I frankly didn’t see too many other animated films in 2013, largely because most of them looked pretty blasé, but given my adoration of Disney’s Frozen — which I called “a fantastic return to form” for the animation studio — I can’t imagine any of the films I didn’t see being better than this one. If you like the Disney-animated musicals of the early to mid 1990s, I have a feeling you’re going to love this one just as much or perhaps even more than I did.
Two stunning performances, one from Michael Douglas and the other from Matt Damon, make Steven Soderbergh’s exploration of famed Las Vegas performer Liberace an absolute must-see. The film premiered on HBO back in the spring of 2013, received raves from critics, and earned itself a number of well-deserved Golden Globe and Emmy Award wins in recent months.

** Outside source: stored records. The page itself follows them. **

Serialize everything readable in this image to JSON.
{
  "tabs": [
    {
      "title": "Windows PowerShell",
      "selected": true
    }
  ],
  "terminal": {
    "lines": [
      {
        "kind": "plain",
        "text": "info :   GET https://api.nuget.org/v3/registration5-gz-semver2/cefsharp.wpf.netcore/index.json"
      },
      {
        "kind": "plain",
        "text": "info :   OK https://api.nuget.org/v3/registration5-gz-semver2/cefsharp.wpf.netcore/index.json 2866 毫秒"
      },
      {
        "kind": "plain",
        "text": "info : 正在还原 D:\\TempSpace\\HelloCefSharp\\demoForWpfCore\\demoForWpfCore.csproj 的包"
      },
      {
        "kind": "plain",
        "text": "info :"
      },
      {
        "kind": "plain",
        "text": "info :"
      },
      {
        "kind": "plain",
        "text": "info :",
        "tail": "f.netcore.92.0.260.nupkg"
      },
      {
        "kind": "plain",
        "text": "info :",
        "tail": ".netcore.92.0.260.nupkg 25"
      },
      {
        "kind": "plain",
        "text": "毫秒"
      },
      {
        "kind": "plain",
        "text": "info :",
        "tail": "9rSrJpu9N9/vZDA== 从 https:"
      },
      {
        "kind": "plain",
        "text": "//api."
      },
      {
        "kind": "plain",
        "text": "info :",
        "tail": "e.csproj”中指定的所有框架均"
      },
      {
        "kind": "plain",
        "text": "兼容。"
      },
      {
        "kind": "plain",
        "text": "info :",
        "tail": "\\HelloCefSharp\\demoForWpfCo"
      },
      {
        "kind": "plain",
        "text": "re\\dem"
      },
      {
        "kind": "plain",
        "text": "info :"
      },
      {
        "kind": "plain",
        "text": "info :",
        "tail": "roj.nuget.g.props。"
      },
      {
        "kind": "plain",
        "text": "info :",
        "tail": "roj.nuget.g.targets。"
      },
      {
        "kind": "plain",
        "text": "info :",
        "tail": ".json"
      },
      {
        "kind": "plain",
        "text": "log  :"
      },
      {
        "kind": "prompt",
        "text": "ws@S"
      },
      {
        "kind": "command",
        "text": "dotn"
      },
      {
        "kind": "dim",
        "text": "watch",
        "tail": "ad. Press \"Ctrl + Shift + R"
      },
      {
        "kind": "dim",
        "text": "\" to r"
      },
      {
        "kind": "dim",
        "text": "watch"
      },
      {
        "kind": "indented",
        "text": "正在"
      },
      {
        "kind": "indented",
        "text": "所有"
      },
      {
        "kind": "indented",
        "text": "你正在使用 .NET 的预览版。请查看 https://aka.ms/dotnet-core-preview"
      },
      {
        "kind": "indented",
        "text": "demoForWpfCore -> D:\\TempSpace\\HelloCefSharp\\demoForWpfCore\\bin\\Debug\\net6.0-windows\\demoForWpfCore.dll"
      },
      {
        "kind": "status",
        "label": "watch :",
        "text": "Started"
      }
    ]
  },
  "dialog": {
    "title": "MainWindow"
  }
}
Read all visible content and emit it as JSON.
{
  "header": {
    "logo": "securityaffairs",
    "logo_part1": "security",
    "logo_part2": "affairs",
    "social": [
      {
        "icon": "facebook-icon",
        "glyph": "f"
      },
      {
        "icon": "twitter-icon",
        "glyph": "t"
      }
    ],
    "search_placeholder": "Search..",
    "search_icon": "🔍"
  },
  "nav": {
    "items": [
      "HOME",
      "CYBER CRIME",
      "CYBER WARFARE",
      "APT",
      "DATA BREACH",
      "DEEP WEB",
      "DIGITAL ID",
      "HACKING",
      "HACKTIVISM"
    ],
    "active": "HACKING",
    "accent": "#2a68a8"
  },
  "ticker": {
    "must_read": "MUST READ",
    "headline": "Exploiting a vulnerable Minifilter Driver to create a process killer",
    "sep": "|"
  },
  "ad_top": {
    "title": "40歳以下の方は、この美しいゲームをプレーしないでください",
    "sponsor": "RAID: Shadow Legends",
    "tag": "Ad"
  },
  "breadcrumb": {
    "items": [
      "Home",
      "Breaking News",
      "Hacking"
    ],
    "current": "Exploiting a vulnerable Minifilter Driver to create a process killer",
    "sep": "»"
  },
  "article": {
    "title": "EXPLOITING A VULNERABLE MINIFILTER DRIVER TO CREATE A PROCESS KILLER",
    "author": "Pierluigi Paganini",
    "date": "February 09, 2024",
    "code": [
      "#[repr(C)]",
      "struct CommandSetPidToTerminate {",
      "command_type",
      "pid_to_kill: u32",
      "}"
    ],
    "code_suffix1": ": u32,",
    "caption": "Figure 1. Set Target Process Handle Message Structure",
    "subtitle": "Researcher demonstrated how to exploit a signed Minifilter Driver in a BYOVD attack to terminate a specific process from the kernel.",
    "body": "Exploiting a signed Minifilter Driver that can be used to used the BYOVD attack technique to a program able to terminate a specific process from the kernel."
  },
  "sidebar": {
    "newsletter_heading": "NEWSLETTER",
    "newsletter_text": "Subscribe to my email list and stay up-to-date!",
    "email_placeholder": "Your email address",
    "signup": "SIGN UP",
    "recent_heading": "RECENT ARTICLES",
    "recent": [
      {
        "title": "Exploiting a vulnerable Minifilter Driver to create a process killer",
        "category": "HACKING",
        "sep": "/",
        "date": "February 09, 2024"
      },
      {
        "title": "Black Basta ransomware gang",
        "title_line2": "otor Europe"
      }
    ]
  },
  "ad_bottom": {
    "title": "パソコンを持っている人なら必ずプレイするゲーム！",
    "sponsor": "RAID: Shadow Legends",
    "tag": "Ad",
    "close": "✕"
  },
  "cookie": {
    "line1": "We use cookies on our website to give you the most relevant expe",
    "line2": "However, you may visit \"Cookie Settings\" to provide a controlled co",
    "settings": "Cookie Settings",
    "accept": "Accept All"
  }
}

Iron Man 3 and The Hunger Games: Catching Fire were improvements on their respective franchise’s predecessors, solid films and entertaining in their own separate ways, but Marc Forster’s adaptation of World War Z, starring Brad Pitt, was easily the most-entertaining blockbuster offered to audiences during 2013. A case could be made for Gravity her, but I’d argue that while Cuaron’s film was intended as spectacle on some level, it was never meant to be the blockbuster it wound up being. And I actually like World War Z better.
- Ryan Coogler, Fruitvale Station

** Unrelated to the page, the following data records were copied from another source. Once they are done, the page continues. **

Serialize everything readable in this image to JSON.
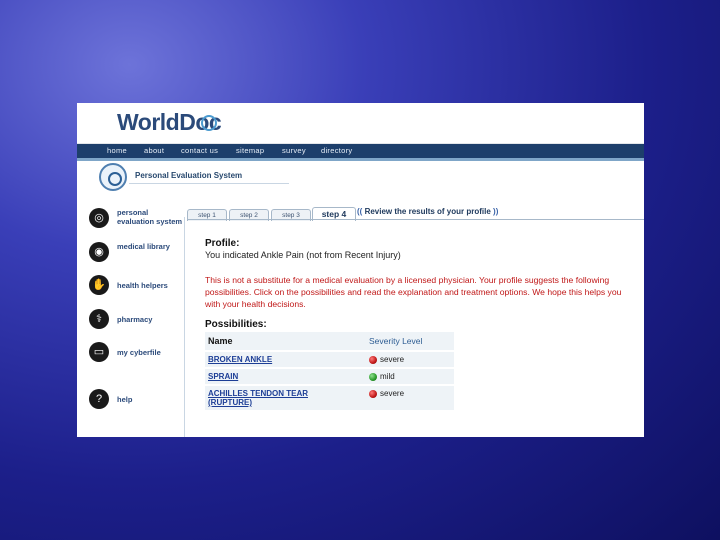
{
  "logo": {
    "text": "WorldDoc"
  },
  "nav": {
    "items": [
      "home",
      "about",
      "contact us",
      "sitemap",
      "survey",
      "directory"
    ]
  },
  "pes": {
    "title": "Personal Evaluation System"
  },
  "sidebar": {
    "items": [
      {
        "label": "personal evaluation system",
        "icon": "evaluation-icon"
      },
      {
        "label": "medical library",
        "icon": "library-icon"
      },
      {
        "label": "health helpers",
        "icon": "hand-icon"
      },
      {
        "label": "pharmacy",
        "icon": "pharmacy-icon"
      },
      {
        "label": "my cyberfile",
        "icon": "cyberfile-icon"
      },
      {
        "label": "help",
        "icon": "help-icon"
      }
    ]
  },
  "tabs": {
    "items": [
      "step 1",
      "step 2",
      "step 3",
      "step 4"
    ],
    "active_index": 3,
    "review_label": "Review the results of your profile"
  },
  "profile": {
    "heading": "Profile:",
    "text": "You indicated Ankle Pain (not from Recent Injury)"
  },
  "disclaimer": "This is not a substitute for a medical evaluation by a licensed physician. Your profile suggests the following possibilities. Click on the possibilities and read the explanation and treatment options. We hope this helps you with your health decisions.",
  "possibilities": {
    "heading": "Possibilities:",
    "columns": [
      "Name",
      "Severity Level"
    ],
    "rows": [
      {
        "name": "BROKEN ANKLE",
        "name_extra": "",
        "severity": "severe",
        "color": "#c01818"
      },
      {
        "name": "SPRAIN",
        "name_extra": "",
        "severity": "mild",
        "color": "#2a9a2a"
      },
      {
        "name": "ACHILLES TENDON TEAR",
        "name_extra": "(RUPTURE)",
        "severity": "severe",
        "color": "#c01818"
      }
    ]
  }
}
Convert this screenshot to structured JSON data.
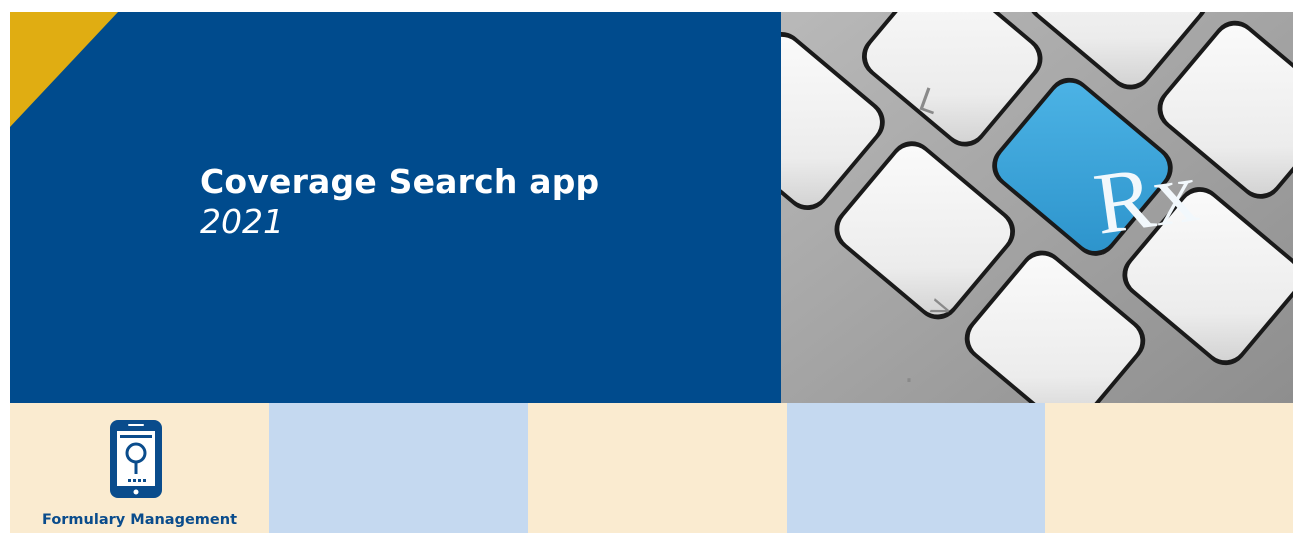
{
  "hero": {
    "title": "Coverage Search app",
    "year": "2021"
  },
  "photo": {
    "key_rx_label": "Rx",
    "key_l_label": "L",
    "key_gt_label": ">",
    "key_dot_label": "."
  },
  "footer": {
    "badge_label": "Formulary Management",
    "icon": "phone-search-icon"
  },
  "colors": {
    "hero_background": "#004b8d",
    "accent_triangle": "#e0ad12",
    "cream_tile": "#faebd0",
    "blue_tile": "#c5d9f0",
    "rx_key": "#3ba7dc",
    "badge_text": "#0a4c8c"
  }
}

- Destin Daniel Cretton, Short Term 12
- *Spike Jonze, Her
- Richard Linklater, Before Midnight
- Martin Scorsese, The Wolf of Wall Street
When it comes to Best Director, I always think, would any other director be able to take this material and either: A) direct it to a similar result, or B) make it even better? In the case of each of my nominees above, I’m inclined to answer no to both questions for all five, but the clear winner for me is Spike Jonze for his terrific work on the film Her. Jonze brings to the screen his own original screenplay and his own interesting ideas, while at the same time bringing some very noteworthy performances out of all his actors — for what it’s worth, Amy Adams and Rooney Mara are under-appreciated gems in the film — and the end result is just fantastic. I really can’t see anyone else taking the material for Her and doing it any better, or even in a similar manner. The same could be said for the other four nominees, but Jonze rises to the top.

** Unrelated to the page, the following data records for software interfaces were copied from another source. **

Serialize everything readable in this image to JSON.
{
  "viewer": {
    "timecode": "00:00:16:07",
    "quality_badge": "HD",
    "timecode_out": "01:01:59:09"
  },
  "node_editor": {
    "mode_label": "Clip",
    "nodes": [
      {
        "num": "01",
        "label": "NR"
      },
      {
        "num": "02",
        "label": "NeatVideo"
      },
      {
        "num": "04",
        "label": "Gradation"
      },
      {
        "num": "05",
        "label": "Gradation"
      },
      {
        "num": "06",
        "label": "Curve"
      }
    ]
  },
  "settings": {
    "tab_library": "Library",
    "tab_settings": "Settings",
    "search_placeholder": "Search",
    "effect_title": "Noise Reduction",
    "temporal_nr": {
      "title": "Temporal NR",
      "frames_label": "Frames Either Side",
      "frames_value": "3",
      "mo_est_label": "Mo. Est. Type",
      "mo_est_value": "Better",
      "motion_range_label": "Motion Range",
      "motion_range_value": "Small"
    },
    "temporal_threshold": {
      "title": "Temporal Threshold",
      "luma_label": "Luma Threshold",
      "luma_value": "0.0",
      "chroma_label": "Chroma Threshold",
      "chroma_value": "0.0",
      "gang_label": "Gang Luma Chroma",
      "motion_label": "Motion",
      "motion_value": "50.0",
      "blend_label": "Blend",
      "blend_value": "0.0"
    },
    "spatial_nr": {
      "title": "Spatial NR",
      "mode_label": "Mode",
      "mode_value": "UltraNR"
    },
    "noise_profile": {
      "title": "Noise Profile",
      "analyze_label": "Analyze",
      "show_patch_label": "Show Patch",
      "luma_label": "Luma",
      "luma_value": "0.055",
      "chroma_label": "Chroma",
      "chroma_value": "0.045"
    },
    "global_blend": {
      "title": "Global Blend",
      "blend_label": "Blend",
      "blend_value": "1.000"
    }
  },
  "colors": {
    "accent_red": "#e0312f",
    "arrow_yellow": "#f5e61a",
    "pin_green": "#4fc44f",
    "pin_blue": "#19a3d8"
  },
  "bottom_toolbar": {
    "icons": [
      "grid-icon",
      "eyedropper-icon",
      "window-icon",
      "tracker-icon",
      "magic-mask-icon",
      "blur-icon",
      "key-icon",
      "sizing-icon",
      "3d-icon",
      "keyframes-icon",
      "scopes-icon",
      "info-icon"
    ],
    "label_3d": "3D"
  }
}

- Frances Ha (Noah Baumbach, Greta Gerwig)
- *Her (Spike Jonze)
- Inside Llewyn Davis, (Joel Coen, Ethan Coen)
- The Past (Asghar Farhadi)
- Side Effects (Scott Z. Burns)
It is without a doubt (in my mind, at least) the most original screenplay of the bunch, and while that doesn’t necessarily translate to best, in this case, it actually does. Spike Jonze’s Her contains not just an excellent story, but also a deft mix of comedy and drama, interesting science fiction and romance elements, and more themes than I could possibly discuss in a single paragraph here. Jonze’s screenplay serves his characters and their world beautifully, allowing the audience to examine through them big ideas like connectedness, isolation, fulfillment, emptiness, and what exactly it means to be human. Every time I see this film, I find something new to consider and discuss with others, and that, my friends, is one of the marks of a truly great screenplay.
- 12 Years A Slave (John Ridley)
- *Before Midnight (Julie Delpy, Ethan Hawke, Richard Linklater)
- Short Term 12 (Destin Cretton)
- The Spectacular Now (Scott Neustadter, Michael H. Weber)
- The Wolf of Wall Street (Terence Winter)
By Academy rules, since it is based on the characters and events of previously published material — that material being 1995’s Before Sunrise and 2004’s Before Sunset — the third film in Richard Linklater’s accidental franchise, Before Midnight, is categorized as an Adapted Screenplay, and so I’ve chosen to list it as such as well. The other films here contain great screenplays, too, with interesting themes and characters and setups, but Before Midnight is my clear winner here.